What Bush didn't and couldn't say was that there will have to be a drawdown.Not that the Reserves aren't a tempting target.
This is because the 15-month tours of duty for these brigades will begin to expire next April, there are no units to replace them, the Army secretary and service chiefs refuse to extend duty tours any further, and for all of his reckless and knuckleheaded actions over the last four-plus years, even the president knows that he cannot not mobilize the Reserves.
As Fred Kaplan notes in a Slate commentary, Army chiefs have the statutory authority to mobilize up to a million Reservists, most of them retirees, but that is something that even Lyndon Johnson did not resort to when faced with a similar quandry in the depths of the Vietnam War.
Johnson dealt with the troop shortfall by expanding the draft, which Bush of course does not have the option of doing.
A Reserve call-up would be predicated on the concept that it would be vital to the national interest, but it is beyond obvious that the Iraq war is an enormous sucking chest wound that serves no one's interests beyond the White House's discredited political agenda. The disruption to American society from a wholesale call-up would make the disruptions that communities have felt -- as well as their exposure to greater harm during natural disasters and other emergencies -- because of mobilizations of National Guard units to serve in Iraq seem like chump change.
So President Bush is left with no good options, only empty rhetoric about emboldening the very terrorists his war created if there are premature troop withdrawls.The beating that the Army's materiel has taken in Iraq, as well as in Afghanistan, also has had equally serious consequences.
Army depots are working 20 hours a day, six days a week to repair broken and damaged Humvees, tanks and other vehicles, and there is a severe shortage of equipment at home for troops to train on.
So how and who will fix the Army?
With the U.S.'s open-ended commitment in Iraq, that question cannot be answered except to note that it will take years even if there are no other conflicts of consequence to fight. As it is, the Army -- as well as the Marines -- would be unable to muster an effective fighting force to go into . . . Iran.

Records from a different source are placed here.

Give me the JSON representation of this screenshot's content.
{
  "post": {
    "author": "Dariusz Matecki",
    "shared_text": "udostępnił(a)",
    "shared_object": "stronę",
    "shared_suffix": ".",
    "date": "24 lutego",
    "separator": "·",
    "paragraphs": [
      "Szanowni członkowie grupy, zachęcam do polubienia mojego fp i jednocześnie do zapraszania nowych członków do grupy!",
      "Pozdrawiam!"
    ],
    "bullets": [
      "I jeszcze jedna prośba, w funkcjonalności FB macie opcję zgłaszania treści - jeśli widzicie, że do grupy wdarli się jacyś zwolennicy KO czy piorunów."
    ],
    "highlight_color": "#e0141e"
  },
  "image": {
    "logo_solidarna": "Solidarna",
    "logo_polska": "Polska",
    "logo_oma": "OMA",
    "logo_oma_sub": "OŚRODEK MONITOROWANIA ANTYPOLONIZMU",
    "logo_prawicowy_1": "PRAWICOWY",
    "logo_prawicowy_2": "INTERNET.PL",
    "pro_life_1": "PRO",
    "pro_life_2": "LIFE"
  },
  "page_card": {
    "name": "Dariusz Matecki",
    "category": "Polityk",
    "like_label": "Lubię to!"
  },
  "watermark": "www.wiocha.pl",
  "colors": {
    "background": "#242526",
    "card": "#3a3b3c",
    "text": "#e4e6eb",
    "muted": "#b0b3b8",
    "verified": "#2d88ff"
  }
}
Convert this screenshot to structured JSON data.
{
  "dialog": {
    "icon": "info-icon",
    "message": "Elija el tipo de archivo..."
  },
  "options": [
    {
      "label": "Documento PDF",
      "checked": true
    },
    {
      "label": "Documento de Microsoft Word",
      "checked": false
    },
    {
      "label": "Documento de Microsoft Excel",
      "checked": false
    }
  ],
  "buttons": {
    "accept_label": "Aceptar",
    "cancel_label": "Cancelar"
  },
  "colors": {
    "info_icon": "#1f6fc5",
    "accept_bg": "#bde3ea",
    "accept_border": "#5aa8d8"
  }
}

A bit of a mess, wouldn't you say?
Photograph by Michael Kamber for The New York Times